INPUT MATERIAL:
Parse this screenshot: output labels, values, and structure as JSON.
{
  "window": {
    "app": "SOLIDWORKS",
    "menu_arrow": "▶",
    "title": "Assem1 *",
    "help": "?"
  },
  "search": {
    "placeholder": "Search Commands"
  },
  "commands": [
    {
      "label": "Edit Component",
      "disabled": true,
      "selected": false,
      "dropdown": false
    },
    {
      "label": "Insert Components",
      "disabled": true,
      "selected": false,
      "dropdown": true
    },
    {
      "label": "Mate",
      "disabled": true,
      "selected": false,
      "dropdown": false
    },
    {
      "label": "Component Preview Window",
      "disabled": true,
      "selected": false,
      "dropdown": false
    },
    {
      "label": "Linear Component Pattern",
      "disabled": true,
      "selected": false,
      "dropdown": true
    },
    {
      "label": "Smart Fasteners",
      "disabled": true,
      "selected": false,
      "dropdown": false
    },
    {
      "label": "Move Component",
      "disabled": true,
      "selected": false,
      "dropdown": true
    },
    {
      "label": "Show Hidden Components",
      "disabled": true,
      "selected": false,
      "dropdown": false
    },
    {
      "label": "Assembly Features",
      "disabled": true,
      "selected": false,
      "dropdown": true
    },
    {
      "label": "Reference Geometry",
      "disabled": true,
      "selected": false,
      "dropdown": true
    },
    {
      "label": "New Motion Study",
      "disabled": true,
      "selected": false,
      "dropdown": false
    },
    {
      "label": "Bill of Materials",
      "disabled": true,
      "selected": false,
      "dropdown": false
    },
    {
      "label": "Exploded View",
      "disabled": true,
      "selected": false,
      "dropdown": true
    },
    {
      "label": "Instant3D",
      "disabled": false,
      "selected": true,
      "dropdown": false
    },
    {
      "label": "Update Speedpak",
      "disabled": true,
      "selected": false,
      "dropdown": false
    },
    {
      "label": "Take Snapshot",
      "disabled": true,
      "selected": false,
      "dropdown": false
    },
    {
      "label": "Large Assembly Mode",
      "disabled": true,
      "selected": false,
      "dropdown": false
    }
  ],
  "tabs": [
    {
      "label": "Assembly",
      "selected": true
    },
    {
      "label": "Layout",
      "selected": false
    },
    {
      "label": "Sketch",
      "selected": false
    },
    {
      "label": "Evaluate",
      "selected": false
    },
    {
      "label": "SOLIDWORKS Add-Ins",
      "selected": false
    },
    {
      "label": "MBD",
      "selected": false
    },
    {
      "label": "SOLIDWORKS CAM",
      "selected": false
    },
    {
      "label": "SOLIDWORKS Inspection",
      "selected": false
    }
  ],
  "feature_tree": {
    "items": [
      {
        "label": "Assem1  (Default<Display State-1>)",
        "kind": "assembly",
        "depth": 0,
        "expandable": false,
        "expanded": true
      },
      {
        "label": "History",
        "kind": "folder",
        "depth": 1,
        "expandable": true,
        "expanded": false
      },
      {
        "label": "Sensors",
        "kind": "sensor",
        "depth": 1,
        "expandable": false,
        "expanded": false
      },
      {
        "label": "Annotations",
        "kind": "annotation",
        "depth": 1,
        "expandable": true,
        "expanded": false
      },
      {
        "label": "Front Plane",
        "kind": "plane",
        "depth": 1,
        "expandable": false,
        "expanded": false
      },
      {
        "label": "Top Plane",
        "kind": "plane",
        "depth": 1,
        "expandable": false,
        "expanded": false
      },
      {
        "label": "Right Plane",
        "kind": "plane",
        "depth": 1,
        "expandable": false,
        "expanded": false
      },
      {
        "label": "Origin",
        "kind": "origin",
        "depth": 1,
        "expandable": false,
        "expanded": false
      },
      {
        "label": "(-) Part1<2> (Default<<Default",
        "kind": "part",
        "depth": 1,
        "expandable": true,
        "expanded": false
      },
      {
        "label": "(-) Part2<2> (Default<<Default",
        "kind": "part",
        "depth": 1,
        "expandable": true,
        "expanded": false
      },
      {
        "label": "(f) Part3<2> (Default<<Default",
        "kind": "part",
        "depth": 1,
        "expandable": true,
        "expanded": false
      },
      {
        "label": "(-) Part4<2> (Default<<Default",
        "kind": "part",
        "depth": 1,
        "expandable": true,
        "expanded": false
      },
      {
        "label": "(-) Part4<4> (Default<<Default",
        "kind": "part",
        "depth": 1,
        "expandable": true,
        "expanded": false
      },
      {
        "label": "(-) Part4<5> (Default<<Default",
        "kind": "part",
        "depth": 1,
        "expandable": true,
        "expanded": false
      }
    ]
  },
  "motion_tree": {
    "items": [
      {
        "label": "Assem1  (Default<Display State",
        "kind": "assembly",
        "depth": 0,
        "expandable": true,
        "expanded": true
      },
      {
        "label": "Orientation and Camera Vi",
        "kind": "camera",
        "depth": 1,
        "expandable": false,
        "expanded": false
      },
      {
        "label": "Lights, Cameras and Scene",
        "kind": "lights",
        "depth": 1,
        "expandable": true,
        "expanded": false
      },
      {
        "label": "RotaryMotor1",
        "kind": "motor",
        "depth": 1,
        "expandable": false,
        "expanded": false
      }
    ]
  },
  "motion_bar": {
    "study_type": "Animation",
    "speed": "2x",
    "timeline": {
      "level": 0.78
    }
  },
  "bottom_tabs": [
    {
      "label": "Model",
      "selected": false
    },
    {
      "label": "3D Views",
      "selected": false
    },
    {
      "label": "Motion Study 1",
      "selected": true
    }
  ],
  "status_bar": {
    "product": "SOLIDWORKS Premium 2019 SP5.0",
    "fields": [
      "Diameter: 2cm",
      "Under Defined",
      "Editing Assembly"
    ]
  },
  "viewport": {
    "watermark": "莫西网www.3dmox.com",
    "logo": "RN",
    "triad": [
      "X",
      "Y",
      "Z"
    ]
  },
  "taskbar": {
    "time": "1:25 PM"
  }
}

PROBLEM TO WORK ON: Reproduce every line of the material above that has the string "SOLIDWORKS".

ANSWER FOR THIS EXERCISE:
    "app": "SOLIDWORKS",
      "label": "SOLIDWORKS Add-Ins",
      "label": "SOLIDWORKS CAM",
      "label": "SOLIDWORKS Inspection",
    "product": "SOLIDWORKS Premium 2019 SP5.0",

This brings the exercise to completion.